PARIS (Reuters) – U.S. internet giant Google should not be held liable for over one billion euros ($1.13 billion) in back taxes in France, an independent court advisor recommended to French judges, a court official said on Tuesday.
The court advisor said Google does not have “permanent establishment” or sufficient taxable presence to be left on the hook for 1.115 billion euros in back taxes, the official said.
Judges at a Paris administrative court are due to hand down a ruling in the case in the first half of July, the court official told Reuters.

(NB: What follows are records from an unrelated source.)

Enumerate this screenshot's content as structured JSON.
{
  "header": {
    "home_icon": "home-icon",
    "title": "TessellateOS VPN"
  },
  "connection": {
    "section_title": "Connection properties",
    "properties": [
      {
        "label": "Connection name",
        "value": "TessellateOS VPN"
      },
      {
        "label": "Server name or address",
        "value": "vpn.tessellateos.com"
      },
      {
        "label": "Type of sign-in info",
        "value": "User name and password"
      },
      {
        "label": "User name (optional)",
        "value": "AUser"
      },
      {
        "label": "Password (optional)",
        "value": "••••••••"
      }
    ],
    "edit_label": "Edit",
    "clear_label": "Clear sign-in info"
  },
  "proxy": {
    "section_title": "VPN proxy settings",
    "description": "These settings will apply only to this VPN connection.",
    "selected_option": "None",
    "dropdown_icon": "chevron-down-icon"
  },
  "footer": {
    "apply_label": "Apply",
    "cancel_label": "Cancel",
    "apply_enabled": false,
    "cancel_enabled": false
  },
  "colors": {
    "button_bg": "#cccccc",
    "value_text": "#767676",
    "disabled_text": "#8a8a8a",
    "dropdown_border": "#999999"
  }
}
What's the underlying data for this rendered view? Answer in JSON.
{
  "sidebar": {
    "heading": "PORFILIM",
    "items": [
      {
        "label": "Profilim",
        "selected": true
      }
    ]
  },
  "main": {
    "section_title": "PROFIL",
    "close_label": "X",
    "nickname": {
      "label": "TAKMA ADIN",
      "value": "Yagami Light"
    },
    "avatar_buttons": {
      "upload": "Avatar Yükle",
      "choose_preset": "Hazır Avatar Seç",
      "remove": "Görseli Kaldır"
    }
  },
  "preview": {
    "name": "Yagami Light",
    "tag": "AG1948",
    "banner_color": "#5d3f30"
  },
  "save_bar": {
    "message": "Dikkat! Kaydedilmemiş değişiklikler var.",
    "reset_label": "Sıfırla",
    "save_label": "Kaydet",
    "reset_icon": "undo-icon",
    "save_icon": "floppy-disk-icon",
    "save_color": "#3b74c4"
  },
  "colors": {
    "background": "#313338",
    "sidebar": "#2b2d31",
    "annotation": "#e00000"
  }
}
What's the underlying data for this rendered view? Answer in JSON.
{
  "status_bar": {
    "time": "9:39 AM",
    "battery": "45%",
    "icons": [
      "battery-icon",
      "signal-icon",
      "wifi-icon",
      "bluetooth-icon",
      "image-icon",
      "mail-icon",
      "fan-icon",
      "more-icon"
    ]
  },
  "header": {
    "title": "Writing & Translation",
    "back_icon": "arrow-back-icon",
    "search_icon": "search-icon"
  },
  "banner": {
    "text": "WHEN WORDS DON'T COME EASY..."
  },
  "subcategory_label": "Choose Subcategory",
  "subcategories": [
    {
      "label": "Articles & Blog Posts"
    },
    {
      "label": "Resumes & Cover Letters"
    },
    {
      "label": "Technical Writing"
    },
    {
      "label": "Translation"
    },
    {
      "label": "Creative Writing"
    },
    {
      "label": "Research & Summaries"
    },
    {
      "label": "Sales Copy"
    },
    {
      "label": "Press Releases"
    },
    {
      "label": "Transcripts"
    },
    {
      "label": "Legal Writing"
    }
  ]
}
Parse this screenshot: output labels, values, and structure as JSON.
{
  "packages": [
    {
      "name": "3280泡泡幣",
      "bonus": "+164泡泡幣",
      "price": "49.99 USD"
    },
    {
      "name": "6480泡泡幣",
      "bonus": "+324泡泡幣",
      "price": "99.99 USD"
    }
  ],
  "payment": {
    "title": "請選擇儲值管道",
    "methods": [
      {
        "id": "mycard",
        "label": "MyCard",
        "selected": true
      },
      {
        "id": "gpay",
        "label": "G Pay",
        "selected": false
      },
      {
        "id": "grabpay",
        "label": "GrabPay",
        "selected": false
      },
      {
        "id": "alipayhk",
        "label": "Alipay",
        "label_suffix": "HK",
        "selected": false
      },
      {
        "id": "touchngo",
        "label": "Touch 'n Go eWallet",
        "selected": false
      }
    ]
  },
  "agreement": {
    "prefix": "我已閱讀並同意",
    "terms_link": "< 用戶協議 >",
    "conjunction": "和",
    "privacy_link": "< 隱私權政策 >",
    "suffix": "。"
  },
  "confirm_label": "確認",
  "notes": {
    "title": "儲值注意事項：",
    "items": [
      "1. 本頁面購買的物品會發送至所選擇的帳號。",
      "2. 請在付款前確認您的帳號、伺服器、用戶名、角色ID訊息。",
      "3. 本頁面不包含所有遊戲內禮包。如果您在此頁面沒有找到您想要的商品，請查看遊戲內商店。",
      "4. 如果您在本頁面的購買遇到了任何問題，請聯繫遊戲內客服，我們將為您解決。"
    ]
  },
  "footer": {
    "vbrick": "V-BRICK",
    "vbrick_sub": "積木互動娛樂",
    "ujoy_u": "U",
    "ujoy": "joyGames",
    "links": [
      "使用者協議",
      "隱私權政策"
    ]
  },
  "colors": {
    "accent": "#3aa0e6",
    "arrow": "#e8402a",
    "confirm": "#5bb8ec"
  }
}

Prosecutors opened a preliminary tax fraud investigation in 2015 and Google’s Paris offices were raided by investigators in May 2016. The company has said it fully complies with the law.
Google <GOOGL.O>, now part of Alphabet Inc, pays little tax in most European countries because it reports almost all revenues in low-tax Ireland.
(Reporting by Simon Carraud; writing by Leigh Thomas; Editing by Richard Lough)